John Payne, Bishop of Meath, held that office from 1483 until his death in 1507; he was also Master of the Rolls in Ireland. He is best remembered for his part in the coronation of Lambert Simnel, the pretender to the Crown of England, in 1487.
John de St Paul, also known as John de Owston and John de Ouston, was an English-born cleric and judge of the fourteenth century. He was Archbishop of Dublin 1349–62 and Lord Chancellor of Ireland 1350–56. He had previously been Master of the Rolls in England 1337–40. Apart from a brief period of disgrace in 1340, he enjoyed the confidence of King Edward III. He was described as a zealous advocate of English policy in Ireland, but also as a pragmatic statesman, who was willing to conciliate the Anglo-Irish ruling class. He did much to enlarge and beautify Christ Church, Dublin, although virtually no trace of his work survives, having been destroyed by the Victorian rebuilding of the Cathedral.

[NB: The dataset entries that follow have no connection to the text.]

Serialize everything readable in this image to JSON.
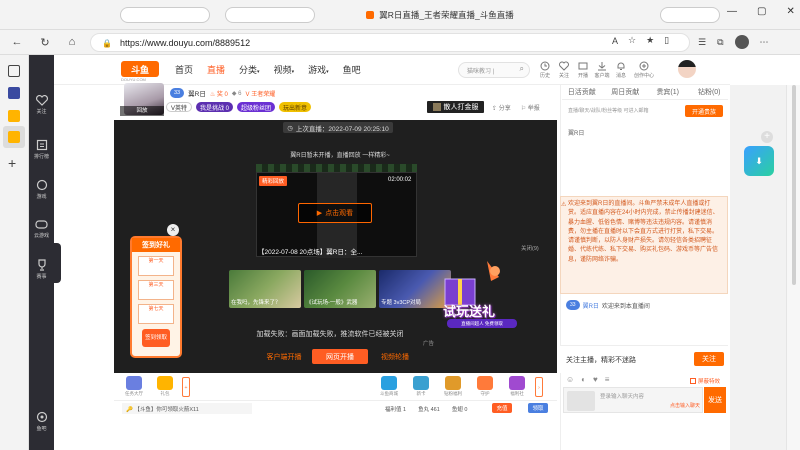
{
  "browser": {
    "window_title": "翼R日直播_王者荣耀直播_斗鱼直播",
    "url": "https://www.douyu.com/8889512",
    "reading_mode_label": "A"
  },
  "browser_sidebar": {
    "icons": [
      "tabs-icon",
      "extensions-icon",
      "douyu-tab-icon",
      "douyu-active-tab-icon",
      "add-icon"
    ]
  },
  "site_nav": {
    "items": [
      {
        "label": "关注",
        "icon": "heart-icon"
      },
      {
        "label": "排行榜",
        "icon": "rank-icon"
      },
      {
        "label": "游戏",
        "icon": "game-icon"
      },
      {
        "label": "云游戏",
        "icon": "cloud-game-icon"
      },
      {
        "label": "赛事",
        "icon": "trophy-icon"
      },
      {
        "label": "鱼吧",
        "icon": "fish-bar-icon"
      }
    ]
  },
  "header": {
    "logo": "斗鱼",
    "logo_sub": "DOUYU.COM",
    "nav": [
      {
        "label": "首页",
        "active": false
      },
      {
        "label": "直播",
        "active": true
      },
      {
        "label": "分类",
        "dropdown": true
      },
      {
        "label": "视频",
        "dropdown": true
      },
      {
        "label": "游戏",
        "dropdown": true
      },
      {
        "label": "鱼吧",
        "dropdown": false
      }
    ],
    "search_placeholder": "猫咪教习 |",
    "icons": [
      {
        "label": "历史",
        "icon": "history-icon"
      },
      {
        "label": "关注",
        "icon": "heart-icon"
      },
      {
        "label": "开播",
        "icon": "broadcast-icon"
      },
      {
        "label": "客户端",
        "icon": "download-icon"
      },
      {
        "label": "消息",
        "icon": "bell-icon"
      },
      {
        "label": "创作中心",
        "icon": "create-icon"
      }
    ]
  },
  "room": {
    "streamer_name": "翼R日",
    "level": "33",
    "fans_label": "6",
    "follow_label": "关注",
    "anchor_tag": "V英特",
    "tags": [
      "我是挑战 0",
      "超级粉丝团",
      "玩出新意"
    ],
    "fire_label": "奖 0",
    "game_label": "王者荣耀",
    "ad_button": "散人打金服",
    "share_label": "分享",
    "report_label": "举报",
    "replay_label": "回放"
  },
  "player": {
    "last_live": "上次直播：2022-07-09 20:25:10",
    "offline_msg": "翼R日暂未开播，直播回放 一样精彩~",
    "badge": "精彩回放",
    "duration": "02:00:02",
    "replay_button": "点击观看",
    "replay_caption": "【2022-07-08 20点场】翼R日：全...",
    "thumbnails": [
      {
        "title": "在我吗，先锋来了？"
      },
      {
        "title": "《试玩场-一般》武器"
      },
      {
        "title": "专题 3v3CP对局"
      }
    ],
    "close_small": "关闭(9)",
    "load_fail": "加载失败：画面加载失败，推流软件已经被关闭",
    "ad_tag": "广告",
    "buttons": {
      "client": "客户端开播",
      "web": "网页开播",
      "video": "视频轮播"
    },
    "sign_title": "签到好礼",
    "sign_days": [
      "第一天",
      "第三天",
      "第七天"
    ],
    "sign_button": "签到领取",
    "trial_text": "试玩送礼",
    "trial_sub": "直播间超人 免费领取"
  },
  "gift_bar": {
    "gifts": [
      "任务大厅",
      "礼包",
      "斗鱼商城",
      "新卡",
      "钻粉福利",
      "守护",
      "全新",
      "鱼翅",
      "福利社"
    ],
    "more": "更多"
  },
  "stat_bar": {
    "notice": "【斗鱼】你可领取火箭X11",
    "items": [
      "福利值 1",
      "鱼丸 461",
      "鱼翅 0"
    ],
    "recharge": "充值",
    "get": "领取"
  },
  "chat": {
    "tabs": [
      "日活贡献",
      "周日贡献",
      "贵宾(1)",
      "钻粉(0)"
    ],
    "tips_line": "直播/聊天/战队/粉丝等级 可进入邮箱",
    "open_button": "开通贵族",
    "top_user": "翼R日",
    "notice": "欢迎来到翼R日的直播间。斗鱼严禁未成年人直播或打赏。适应直播内容在24小时内完成，禁止传播封建迷信、暴力血腥、低俗色情、赌博等违法违规内容。请谨慎消费，勿主播在直播时以下会直方式进行打赏，私下交易。请谨慎判断，以防人身财产损失。请勿轻信各类招聘征婚、代练代练、私下交易、购买礼包码、游戏币等广告信息，谨防网络诈骗。",
    "system_msg_level": "33",
    "system_msg_user": "翼R日",
    "system_msg_text": "欢迎来到本直播间",
    "follow_text": "关注主播，精彩不迷路",
    "follow_button": "关注",
    "input_placeholder": "登录输入聊天内容",
    "input_hint": "点击输入聊天",
    "send_button": "发送",
    "block_label": "屏蔽特效"
  },
  "colors": {
    "brand": "#ff6a00",
    "live_red": "#ff5d23",
    "nav_dark": "#2c2c33",
    "notice_bg": "#fdf0e6",
    "notice_text": "#d35a1f"
  }
}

Thomas de Montpellier was a fourteenth-century Anglo-French judge and Crown official, much of whose career was spent in Ireland. He held a number of important lay and clerical offices including Dean of St. Patrick's Cathedral, Chancellor of the Exchequer of Ireland and, briefly, Chief Baron of the Irish Exchequer.
Nicholas de Balscote was an English-born official and judge in fourteenth-century Ireland. He achieved high judicial office, but his career was later ruined by a quarrel with King Edward II.

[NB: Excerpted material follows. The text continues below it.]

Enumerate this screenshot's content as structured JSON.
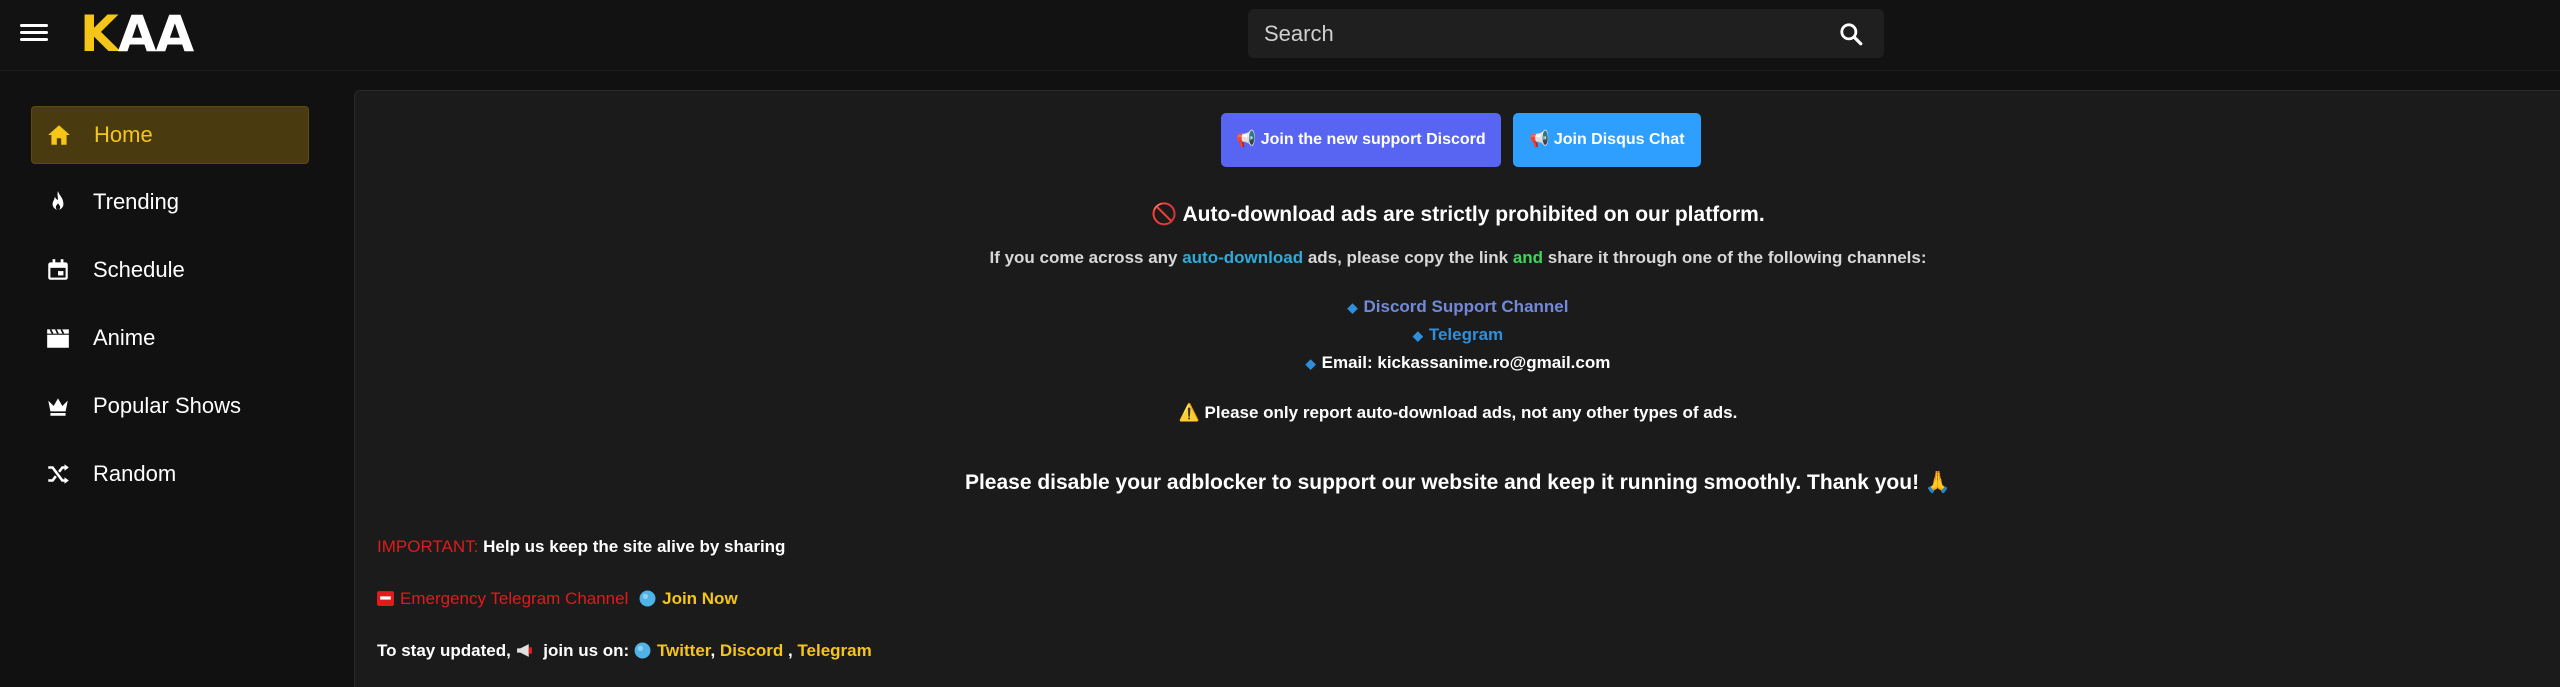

Thomas de Thelwall was an English judge and Crown official who spent part of his career in Ireland, where he held office as Master of the Rolls in Ireland and clerk to the Privy Council of Ireland. He was Chancellor of the Duchy of Lancaster 1377-78.
William de Karlell was an English-born judge, administrator and cleric in fourteenth-century Ireland. He held numerous benefices including Archdeacon of Meath and Rector of Youghal, and sat in the Irish House of Commons. After many years as a Baron of the Court of Exchequer (Ireland) served briefly as Chief Baron of the Irish Exchequer. He is buried in St Canice's Cathedral, Kilkenny.
John Rycardes, or Rychard was an English-born cleric and judge in sixteenth-century Ireland. He held the offices of Master of the Rolls in Ireland and Dean of St Patrick's Cathedral, Dublin.
Thomas Darcy was an Irish cleric and judge: he was Master of the Rolls in Ireland and Dean of St. Patrick's Cathedral 1528-9.
Sir John de Shriggeley, whose family name is also spelled Shirggeley and Shryggeley was an Irish judge who held several important judicial offices, including Chief Justice of the Irish Common Pleas. Despite committing two murders, he was a valued servant of the English Crown.
Thomas Archbold was an Irish Crown official, lawyer and judge of the late fifteenth century.
Robert Dyke was an English-born cleric and judge who held high office in fifteenth-century Ireland. He was appointed to the offices of Archdeacon of Dublin, Chancellor of the Exchequer of Ireland and Master of the Rolls in Ireland.